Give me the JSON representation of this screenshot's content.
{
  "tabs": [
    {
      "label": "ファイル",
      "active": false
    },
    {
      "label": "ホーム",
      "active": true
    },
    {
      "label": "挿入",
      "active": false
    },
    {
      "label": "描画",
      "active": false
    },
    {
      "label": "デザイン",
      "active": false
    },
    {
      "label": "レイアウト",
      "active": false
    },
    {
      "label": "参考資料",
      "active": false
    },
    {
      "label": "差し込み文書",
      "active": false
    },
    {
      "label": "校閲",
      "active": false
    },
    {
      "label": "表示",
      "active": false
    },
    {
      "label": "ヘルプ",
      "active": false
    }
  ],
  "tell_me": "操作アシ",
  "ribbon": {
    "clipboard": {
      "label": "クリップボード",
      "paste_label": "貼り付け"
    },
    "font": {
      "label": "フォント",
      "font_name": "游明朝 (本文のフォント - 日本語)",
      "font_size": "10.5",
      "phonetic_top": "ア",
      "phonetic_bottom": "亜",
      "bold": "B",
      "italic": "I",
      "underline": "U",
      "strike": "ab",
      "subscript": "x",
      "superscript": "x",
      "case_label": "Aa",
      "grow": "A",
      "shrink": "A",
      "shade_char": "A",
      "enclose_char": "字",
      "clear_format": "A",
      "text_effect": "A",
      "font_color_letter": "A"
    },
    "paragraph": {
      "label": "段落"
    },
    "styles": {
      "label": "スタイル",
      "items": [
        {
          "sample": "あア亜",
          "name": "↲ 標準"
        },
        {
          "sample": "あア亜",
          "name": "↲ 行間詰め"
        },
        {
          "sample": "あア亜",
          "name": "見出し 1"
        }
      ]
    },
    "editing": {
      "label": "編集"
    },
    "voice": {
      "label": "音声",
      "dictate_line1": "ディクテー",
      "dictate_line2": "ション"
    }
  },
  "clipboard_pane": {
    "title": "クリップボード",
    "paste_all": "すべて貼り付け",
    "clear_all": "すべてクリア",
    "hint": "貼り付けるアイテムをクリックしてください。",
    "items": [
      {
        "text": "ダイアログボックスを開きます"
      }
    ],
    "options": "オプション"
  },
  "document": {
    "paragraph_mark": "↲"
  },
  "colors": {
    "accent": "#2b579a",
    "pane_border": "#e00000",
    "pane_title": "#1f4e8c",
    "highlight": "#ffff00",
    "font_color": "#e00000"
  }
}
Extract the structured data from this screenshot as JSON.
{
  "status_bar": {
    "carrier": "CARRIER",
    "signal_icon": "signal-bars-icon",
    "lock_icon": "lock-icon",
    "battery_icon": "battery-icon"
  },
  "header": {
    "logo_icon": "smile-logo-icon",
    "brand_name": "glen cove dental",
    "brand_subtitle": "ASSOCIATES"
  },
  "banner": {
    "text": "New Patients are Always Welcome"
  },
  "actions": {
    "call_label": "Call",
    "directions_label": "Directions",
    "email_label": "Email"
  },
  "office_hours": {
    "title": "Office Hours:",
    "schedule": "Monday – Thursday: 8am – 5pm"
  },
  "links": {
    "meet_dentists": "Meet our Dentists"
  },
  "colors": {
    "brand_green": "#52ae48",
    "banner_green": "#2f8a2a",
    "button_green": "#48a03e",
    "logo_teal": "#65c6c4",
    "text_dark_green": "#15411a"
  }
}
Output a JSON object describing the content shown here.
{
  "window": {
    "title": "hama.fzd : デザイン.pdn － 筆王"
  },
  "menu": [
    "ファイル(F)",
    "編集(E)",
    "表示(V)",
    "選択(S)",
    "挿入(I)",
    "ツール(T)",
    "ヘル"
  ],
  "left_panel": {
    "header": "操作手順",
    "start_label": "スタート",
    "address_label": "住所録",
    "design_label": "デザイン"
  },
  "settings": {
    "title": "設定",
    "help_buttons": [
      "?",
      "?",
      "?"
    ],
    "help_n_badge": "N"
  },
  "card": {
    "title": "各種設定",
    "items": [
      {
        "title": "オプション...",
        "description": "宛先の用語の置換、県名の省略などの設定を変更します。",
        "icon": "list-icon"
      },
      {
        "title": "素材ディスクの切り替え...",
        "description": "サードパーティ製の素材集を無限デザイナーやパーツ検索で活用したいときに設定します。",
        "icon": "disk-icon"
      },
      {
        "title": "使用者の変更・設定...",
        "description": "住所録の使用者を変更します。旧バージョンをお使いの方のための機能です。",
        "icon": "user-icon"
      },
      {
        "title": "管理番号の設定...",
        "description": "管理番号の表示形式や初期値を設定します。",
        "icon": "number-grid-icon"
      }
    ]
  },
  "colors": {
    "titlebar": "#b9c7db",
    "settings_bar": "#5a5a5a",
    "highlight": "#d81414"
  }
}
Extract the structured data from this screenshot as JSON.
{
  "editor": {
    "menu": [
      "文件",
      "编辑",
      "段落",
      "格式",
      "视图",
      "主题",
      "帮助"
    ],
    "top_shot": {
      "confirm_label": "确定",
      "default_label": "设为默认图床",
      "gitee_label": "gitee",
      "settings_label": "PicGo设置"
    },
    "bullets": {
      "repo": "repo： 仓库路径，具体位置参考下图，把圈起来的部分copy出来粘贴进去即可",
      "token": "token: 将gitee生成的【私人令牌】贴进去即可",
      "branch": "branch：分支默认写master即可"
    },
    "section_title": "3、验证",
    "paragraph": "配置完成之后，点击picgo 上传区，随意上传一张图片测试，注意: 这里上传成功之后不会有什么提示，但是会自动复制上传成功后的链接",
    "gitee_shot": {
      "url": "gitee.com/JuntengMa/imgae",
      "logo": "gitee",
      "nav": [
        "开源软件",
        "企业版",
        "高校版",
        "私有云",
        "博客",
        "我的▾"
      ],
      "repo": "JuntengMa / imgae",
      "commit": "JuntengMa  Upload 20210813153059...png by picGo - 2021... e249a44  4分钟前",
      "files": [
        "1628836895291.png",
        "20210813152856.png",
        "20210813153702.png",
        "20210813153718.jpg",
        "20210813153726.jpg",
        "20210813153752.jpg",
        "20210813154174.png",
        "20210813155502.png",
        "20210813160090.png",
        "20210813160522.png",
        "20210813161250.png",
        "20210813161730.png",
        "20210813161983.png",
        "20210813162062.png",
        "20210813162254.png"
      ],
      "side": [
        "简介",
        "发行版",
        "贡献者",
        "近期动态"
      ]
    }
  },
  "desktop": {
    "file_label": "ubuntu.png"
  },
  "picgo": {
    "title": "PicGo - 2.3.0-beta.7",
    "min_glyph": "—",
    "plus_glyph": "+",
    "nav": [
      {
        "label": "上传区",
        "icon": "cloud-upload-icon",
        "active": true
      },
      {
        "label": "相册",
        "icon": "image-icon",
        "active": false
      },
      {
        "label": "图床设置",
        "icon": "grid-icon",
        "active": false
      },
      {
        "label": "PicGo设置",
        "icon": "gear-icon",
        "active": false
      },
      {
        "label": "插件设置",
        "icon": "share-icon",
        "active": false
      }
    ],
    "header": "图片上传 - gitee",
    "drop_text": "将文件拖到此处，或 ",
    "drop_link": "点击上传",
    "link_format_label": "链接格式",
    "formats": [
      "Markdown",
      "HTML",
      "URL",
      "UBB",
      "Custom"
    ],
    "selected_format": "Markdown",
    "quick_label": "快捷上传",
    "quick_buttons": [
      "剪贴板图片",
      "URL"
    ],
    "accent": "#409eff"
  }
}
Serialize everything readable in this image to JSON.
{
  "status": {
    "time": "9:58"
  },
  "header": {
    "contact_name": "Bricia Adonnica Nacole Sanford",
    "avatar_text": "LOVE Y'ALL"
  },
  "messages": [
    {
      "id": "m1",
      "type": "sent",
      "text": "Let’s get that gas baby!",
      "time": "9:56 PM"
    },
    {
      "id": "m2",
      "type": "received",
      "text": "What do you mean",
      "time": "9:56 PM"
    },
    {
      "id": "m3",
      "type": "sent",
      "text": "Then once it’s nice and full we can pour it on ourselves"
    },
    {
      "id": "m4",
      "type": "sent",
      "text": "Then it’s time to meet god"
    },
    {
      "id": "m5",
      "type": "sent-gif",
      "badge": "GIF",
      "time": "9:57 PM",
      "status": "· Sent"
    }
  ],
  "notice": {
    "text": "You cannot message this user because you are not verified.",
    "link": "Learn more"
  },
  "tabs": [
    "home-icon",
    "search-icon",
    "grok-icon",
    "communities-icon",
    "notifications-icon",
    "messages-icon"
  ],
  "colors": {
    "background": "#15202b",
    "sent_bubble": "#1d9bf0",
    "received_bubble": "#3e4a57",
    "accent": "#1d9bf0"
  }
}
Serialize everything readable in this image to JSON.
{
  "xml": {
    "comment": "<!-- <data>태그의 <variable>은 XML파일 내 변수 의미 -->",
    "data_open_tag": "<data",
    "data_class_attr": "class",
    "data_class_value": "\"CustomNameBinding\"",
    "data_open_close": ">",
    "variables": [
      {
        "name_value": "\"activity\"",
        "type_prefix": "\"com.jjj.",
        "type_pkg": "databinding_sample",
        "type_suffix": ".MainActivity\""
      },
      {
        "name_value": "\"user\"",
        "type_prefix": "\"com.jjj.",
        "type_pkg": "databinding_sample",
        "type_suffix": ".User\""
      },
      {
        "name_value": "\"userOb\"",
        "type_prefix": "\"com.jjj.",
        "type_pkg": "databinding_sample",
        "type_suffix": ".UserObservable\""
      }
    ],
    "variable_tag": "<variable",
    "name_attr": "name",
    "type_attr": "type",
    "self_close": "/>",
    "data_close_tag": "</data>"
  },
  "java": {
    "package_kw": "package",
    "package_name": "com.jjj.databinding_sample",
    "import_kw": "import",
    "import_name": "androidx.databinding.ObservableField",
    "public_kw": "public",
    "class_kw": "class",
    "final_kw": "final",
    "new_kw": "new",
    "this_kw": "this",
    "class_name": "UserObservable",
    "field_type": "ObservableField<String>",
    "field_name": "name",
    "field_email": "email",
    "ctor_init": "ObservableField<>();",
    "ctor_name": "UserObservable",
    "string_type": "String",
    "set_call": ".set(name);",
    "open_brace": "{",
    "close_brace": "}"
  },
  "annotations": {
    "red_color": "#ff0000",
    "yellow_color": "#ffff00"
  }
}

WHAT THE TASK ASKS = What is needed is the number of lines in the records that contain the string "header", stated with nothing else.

THE ANSWER = 4